I spoke to trike pilot friend, he recommended to check my axles and rear gear assembly, for any cracks or damage and also to land slow and keep the nose wheel up as long as possible at landing. I couldn't find any damage on the trike, so I was hoping for anyone else who has experienced the same shimmying, that could shed some light on this topic and share their solution.
Use a good well know reliable oil. Many engine failures are from some new oil mixture, some magic new oil or someone trying to save money on cheap oil. I recommend three types of oil. The most reliable over history is the Pennzoil - 2-cycle Air-Cooled Engine Oil. This has been tested and is proven to be the best dinosaur oil. This is the preferred oil if you are in a humid area and/or go for longer periods without running your engine.

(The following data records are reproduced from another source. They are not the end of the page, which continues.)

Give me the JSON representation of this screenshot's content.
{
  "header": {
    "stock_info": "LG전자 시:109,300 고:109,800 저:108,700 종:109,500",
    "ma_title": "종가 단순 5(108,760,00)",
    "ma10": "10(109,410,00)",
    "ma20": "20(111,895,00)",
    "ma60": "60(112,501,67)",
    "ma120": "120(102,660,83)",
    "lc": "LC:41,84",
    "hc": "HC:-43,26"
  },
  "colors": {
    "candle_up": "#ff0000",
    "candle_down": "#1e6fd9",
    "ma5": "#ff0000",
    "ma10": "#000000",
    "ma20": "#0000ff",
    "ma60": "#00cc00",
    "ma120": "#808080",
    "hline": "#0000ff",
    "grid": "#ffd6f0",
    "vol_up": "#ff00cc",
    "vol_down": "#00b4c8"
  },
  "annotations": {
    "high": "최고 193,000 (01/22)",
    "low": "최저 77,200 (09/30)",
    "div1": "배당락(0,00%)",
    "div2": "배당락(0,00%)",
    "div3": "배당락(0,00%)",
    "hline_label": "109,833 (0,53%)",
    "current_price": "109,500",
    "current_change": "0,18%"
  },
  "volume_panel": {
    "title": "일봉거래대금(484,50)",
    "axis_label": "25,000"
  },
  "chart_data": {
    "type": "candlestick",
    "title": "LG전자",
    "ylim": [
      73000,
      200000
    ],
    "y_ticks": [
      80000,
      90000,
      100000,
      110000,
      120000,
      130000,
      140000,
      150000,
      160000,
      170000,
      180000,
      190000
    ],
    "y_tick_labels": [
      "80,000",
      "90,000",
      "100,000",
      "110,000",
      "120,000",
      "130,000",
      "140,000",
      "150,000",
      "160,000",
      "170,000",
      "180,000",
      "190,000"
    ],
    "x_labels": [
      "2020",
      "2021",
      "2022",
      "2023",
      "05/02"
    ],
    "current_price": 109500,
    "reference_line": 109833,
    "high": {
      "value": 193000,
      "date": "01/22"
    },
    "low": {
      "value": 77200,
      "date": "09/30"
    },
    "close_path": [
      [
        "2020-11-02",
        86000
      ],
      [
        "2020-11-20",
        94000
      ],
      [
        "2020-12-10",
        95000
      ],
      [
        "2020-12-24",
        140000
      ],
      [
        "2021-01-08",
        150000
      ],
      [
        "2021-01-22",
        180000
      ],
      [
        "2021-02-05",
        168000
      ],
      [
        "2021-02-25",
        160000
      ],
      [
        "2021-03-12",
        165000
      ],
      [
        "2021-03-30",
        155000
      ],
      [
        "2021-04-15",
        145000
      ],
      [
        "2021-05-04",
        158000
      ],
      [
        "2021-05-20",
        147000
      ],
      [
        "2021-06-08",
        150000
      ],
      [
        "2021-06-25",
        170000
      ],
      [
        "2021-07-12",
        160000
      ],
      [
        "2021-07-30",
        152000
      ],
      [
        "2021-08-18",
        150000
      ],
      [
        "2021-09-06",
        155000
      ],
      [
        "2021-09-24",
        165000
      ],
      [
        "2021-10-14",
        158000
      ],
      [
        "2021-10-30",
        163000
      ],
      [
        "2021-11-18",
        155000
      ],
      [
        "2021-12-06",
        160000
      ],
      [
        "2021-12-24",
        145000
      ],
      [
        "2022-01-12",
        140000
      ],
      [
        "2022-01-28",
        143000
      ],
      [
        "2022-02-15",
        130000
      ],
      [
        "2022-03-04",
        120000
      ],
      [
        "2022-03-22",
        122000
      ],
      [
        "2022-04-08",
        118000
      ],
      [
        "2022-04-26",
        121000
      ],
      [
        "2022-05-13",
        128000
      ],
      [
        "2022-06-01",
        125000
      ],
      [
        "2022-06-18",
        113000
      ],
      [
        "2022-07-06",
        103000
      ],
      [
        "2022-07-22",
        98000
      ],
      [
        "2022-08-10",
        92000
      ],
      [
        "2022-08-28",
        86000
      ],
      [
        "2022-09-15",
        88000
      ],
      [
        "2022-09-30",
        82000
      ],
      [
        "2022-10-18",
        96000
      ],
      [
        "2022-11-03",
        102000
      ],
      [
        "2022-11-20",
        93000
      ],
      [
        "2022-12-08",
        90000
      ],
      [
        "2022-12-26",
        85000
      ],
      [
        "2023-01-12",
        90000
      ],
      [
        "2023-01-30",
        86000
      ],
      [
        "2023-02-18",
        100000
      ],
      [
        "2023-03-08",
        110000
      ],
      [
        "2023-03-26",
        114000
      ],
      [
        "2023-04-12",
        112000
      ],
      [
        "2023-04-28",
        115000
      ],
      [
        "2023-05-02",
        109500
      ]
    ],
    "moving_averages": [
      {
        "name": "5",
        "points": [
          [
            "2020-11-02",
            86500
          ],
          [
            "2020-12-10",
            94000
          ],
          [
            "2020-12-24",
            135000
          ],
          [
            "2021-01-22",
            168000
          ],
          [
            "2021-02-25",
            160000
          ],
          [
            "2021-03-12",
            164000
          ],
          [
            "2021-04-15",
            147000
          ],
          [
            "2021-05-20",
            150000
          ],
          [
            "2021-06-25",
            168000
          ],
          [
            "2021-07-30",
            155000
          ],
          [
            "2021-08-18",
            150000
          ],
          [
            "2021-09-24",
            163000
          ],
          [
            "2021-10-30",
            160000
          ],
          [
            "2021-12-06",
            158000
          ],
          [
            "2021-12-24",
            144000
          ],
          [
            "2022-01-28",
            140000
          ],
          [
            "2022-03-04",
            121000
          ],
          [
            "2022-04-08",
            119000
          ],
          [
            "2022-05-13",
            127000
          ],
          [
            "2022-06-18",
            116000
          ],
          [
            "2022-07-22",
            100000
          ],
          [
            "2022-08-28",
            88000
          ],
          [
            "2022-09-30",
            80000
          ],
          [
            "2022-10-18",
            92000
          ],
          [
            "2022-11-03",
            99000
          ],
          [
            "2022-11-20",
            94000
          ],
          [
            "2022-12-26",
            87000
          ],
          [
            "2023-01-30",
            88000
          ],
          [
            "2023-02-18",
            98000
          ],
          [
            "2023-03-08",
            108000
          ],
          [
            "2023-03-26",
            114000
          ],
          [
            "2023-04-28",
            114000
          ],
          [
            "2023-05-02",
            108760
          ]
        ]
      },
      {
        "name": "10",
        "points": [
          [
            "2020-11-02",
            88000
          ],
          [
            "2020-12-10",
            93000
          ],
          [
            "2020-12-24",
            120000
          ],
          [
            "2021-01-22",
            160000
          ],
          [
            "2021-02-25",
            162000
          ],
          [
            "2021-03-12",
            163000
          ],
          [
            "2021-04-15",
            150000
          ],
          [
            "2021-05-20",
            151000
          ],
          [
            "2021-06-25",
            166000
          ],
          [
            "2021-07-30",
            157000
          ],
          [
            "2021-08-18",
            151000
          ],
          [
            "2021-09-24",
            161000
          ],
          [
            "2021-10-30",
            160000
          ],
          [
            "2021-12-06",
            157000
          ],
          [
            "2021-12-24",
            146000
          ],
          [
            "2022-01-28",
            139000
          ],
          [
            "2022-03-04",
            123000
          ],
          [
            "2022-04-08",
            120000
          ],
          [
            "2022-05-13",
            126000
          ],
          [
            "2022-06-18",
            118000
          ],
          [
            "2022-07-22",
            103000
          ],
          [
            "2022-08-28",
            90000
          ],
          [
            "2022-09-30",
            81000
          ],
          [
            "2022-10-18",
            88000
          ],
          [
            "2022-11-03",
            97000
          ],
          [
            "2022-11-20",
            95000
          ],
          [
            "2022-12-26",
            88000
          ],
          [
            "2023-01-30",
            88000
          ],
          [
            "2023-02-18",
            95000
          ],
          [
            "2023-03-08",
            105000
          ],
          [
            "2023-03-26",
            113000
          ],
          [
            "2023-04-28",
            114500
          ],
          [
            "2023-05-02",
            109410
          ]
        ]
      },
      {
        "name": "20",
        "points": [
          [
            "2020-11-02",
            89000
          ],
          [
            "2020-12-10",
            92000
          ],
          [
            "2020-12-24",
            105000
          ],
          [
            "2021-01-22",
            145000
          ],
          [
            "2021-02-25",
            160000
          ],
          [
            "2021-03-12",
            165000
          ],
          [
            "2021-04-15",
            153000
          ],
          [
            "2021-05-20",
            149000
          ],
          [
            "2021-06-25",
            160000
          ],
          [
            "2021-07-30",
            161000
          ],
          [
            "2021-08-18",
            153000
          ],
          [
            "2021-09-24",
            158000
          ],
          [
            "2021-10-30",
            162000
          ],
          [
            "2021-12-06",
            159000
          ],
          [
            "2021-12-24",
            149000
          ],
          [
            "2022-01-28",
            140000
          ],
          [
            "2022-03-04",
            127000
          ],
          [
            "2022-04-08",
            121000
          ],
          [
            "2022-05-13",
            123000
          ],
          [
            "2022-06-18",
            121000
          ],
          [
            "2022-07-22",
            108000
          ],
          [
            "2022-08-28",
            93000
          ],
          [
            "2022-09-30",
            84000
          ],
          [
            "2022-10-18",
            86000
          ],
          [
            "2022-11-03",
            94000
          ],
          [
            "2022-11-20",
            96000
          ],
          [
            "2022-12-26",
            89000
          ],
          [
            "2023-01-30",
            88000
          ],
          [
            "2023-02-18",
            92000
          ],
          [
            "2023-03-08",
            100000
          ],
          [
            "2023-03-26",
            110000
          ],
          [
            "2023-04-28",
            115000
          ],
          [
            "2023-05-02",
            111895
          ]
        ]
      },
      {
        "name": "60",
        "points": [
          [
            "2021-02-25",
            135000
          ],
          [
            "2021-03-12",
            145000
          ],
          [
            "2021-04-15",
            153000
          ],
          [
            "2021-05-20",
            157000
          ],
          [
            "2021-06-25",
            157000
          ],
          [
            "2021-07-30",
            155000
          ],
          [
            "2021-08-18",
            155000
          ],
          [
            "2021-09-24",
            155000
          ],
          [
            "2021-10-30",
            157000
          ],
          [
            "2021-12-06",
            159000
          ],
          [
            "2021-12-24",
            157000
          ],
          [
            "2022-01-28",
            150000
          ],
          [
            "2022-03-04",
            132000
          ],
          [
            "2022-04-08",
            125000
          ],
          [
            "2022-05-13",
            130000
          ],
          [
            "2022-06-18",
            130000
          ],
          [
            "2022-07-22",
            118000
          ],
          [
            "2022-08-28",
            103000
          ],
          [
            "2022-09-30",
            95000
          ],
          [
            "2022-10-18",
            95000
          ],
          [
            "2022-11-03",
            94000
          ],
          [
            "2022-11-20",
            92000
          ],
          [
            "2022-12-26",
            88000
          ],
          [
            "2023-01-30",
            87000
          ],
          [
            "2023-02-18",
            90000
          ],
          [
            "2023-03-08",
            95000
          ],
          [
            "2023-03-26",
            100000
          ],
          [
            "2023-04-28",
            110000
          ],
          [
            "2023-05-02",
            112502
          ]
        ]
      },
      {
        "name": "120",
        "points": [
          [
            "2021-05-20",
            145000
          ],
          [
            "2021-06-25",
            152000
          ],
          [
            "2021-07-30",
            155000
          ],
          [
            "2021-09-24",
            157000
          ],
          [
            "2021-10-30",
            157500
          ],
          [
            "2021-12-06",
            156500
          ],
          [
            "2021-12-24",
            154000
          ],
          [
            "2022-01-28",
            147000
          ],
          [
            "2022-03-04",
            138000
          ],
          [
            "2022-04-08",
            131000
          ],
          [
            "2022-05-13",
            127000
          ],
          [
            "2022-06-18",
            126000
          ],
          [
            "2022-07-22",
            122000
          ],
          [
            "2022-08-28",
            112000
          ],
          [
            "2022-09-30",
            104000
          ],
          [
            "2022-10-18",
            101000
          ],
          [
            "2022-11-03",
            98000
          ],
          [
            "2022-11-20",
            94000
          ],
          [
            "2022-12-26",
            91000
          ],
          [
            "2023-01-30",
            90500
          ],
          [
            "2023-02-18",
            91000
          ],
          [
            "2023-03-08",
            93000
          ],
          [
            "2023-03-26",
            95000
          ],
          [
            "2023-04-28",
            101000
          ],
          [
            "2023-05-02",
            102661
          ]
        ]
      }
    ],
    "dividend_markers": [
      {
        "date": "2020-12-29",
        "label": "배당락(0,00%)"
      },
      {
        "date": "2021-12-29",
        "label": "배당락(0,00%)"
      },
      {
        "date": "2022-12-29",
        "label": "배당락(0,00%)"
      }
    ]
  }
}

Pennzoil - 2-cycle Air-Cooled Engine Oil produces the least amount of carbon deposits (for dinosaur oil) and keeps oil on internal components with so they do not corrode when sitting in a humid environment for longer periods without being run.
The new Aero Shell Sport PLUS 2 has been recently developed specifically for Rotax 2 stroke engines and has been tested and provides the same protection as the Penzoil. This is another recommended viable option.
I just installed Oil injection on my low hour 582 grayhead and wanted recommendations for 2 stroke oil which I got from the above blog. The only problem is this. Aero Shell Plus 2 is no longer made and is discontinued according to the supplier. As is Pennzoil 2 Cycle air cooled oil. The only replacement is Pennzoil Outdoor Multipurpose 2 Stroke oil. See discription below:
Pennzoil® Premium Outboard and Multi-Purpose 2-Cycle
Engine Oil is a high-performance 2-cycle engine oil meeting or
exceeding the warranty requirements of all leading manufacturers
of 2-cycle products including chain saws, lawn mowers,
motorcycles and string trimmers, as well as outboard engines made
by: Johnson/Evinrude, Mercury Marine, Yamaha, Suzuki, Nissan,
Force/US Marine, Mariner, Sears and all other manufacturers
requiring NMMA TC-W3® oil.
Any opinions on this using
this oil would be appreciated. It seems there isn't much of
any other choices other than the oils found in the Walmart aisle.
It appears that manufacturers like Shell, Pennzoil and
Castrol don't have enough of a market to justify producing a
specialized oil such as Aero Shell Plus 2, as they only produced
this for a little over a year. Comments are
Find the time to cherish things you love and find the time to fly, safely.
i frequently trailer my trike, and often, inquisitive earthlings ask 'what is it'? well, trike don,t cut it. their little kiddie has a trike, and it don't fly! using fed-speak 'flex-wing' only makes it seem dangerous! so, i usually tell 'em 'it's a little airyplane', which seems to satisfy the average proleteriat, but one little snot-nosed pre-adolescent asked 'who flyes it for you? obviously his part-formed logic-center (centre to my anglo buds) couldn't equate how a pot-belly, bald, funny-talking octogenerian could possibly master this fearsome array of tubes and wires, when i admitted " i do" he walked away muttering 'lying old coot! another time when i was busy 'fettling' my trike a feminine voice behind me said "it's bigger than i expected". well! it's been a LONG time, if ever, that i,ve heard similar words! the voice belonged to a little old lady out walking her dog, which had not stuffed its snout into my crotch, nor had 'it' tried to hump my leg, so i didn't know she was there. she lived locally and said she enjoyed watching me fly my 'little airyplane' and that it 'looked like fun'. i agreed, it was fun 'flying my little airyplane'.. ps. for the non-anglophiles 'fettling' refers to tightening the swathes of baleing wire seemingly applied to those parts most likely to fall off, also wrapping another layer of duct-tape to any weather ravedged tape already applied to cover something we would rather not see any more, etc. pps. some years ago we 'trike drivers' had a lively discussion as to what it is that we fly. hardly anyone suggested 'flex-wing', but that's what we're stuck with. so be it. but i still like to think i fly 'a little airyplane' it's more fun that way. ppps i remember when SEX was fun and FLYING was dangerous! but, now..... monty